- **EXERCISE REQUIREMENTS**
Work through the lines below and count those holding "Nossas"; reply with the number only.

[Data records for software interfaces]
-------

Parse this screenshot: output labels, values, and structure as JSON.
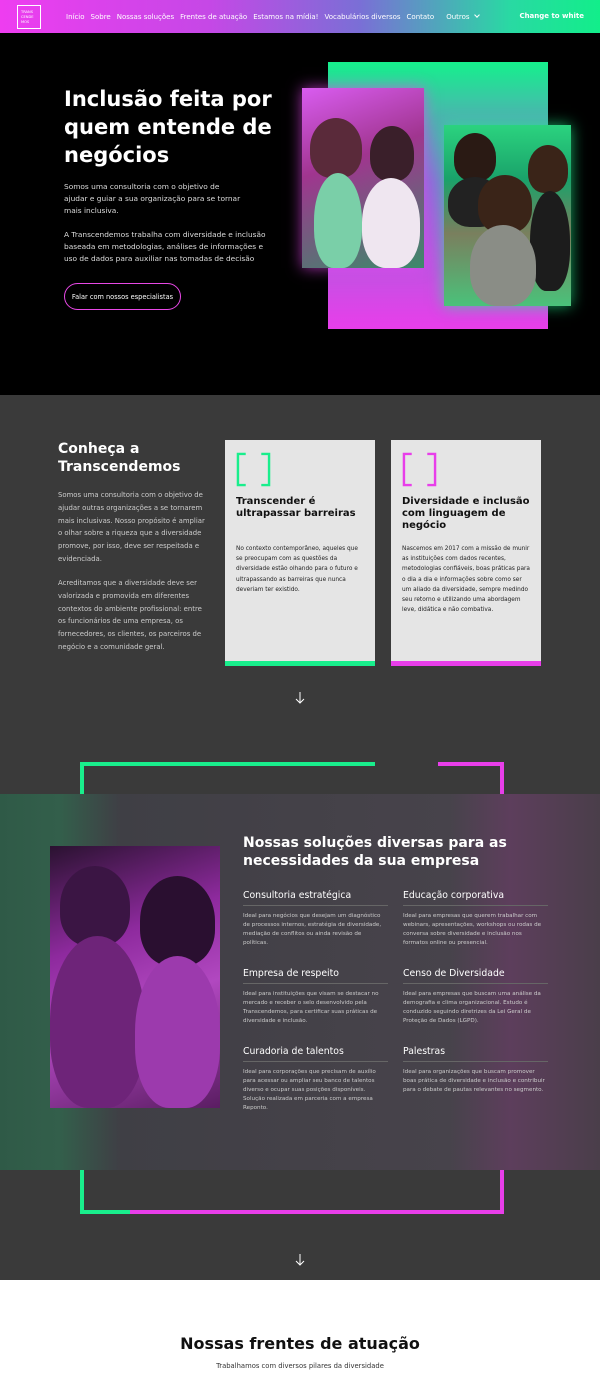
{
  "nav": {
    "logo_lines": [
      "TRANS",
      "CENDE",
      "MOS"
    ],
    "links": [
      "Início",
      "Sobre",
      "Nossas soluções",
      "Frentes de atuação",
      "Estamos na mídia!",
      "Vocabulários diversos",
      "Contato"
    ],
    "outros": "Outros",
    "change": "Change to white"
  },
  "hero": {
    "title": "Inclusão feita por quem entende de negócios",
    "p1": "Somos uma consultoria com o objetivo de ajudar e guiar a sua organização para se tornar mais inclusiva.",
    "p2": "A Transcendemos trabalha com diversidade e inclusão baseada em metodologias, análises de informações e uso de dados para auxiliar nas tomadas de decisão",
    "button": "Falar com nossos especialistas"
  },
  "about": {
    "title": "Conheça a Transcendemos",
    "p1": "Somos uma consultoria com o objetivo de ajudar outras organizações a se tornarem mais inclusivas. Nosso propósito é ampliar o olhar sobre a riqueza que a diversidade promove, por isso, deve ser respeitada e evidenciada.",
    "p2": "Acreditamos que a diversidade deve ser valorizada e promovida em diferentes contextos do ambiente profissional: entre os funcionários de uma empresa, os fornecedores, os clientes, os parceiros de negócio e a comunidade geral.",
    "cards": [
      {
        "title": "Transcender é ultrapassar barreiras",
        "text": "No contexto contemporâneo, aqueles que se preocupam com as questões da diversidade estão olhando para o futuro e ultrapassando as barreiras que nunca deveriam ter existido.",
        "accent": "#19ee8c"
      },
      {
        "title": "Diversidade e inclusão com linguagem de negócio",
        "text": "Nascemos em 2017 com a missão de munir as instituições com dados recentes, metodologias confiáveis, boas práticas para o dia a dia e informações sobre como ser um aliado da diversidade, sempre medindo seu retorno e utilizando uma abordagem leve, didática e não combativa.",
        "accent": "#e83eea"
      }
    ]
  },
  "solutions": {
    "title": "Nossas soluções diversas para as necessidades da sua empresa",
    "items": [
      {
        "title": "Consultoria estratégica",
        "text": "Ideal para negócios que desejam um diagnóstico de processos internos, estratégia de diversidade, mediação de conflitos ou ainda revisão de políticas."
      },
      {
        "title": "Educação corporativa",
        "text": "Ideal para empresas que querem trabalhar com webinars, apresentações, workshops ou rodas de conversa sobre diversidade e inclusão nos formatos online ou presencial."
      },
      {
        "title": "Empresa de respeito",
        "text": "Ideal para instituições que visam se destacar no mercado e receber o selo desenvolvido pela Transcendemos, para certificar suas práticas de diversidade e inclusão."
      },
      {
        "title": "Censo de Diversidade",
        "text": "Ideal para empresas que buscam uma análise da demografia e clima organizacional. Estudo é conduzido seguindo diretrizes da Lei Geral de Proteção de Dados (LGPD)."
      },
      {
        "title": "Curadoria de talentos",
        "text": "Ideal para corporações que precisam de auxílio para acessar ou ampliar seu banco de talentos diverso e ocupar suas posições disponíveis. Solução realizada em parceria com a empresa Reponto."
      },
      {
        "title": "Palestras",
        "text": "Ideal para organizações que buscam promover boas prática de diversidade e inclusão e contribuir para o debate de pautas relevantes no segmento."
      }
    ]
  },
  "fronts": {
    "title": "Nossas frentes de atuação",
    "subtitle": "Trabalhamos com diversos pilares da diversidade"
  },
  "colors": {
    "green": "#19ee8c",
    "magenta": "#e83eea"
  },
  "icons": [
    "bracket-icon",
    "arrow-down-icon",
    "chevron-down-icon"
  ]
}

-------

- **SOLUTION TO THIS PROBLEM**
3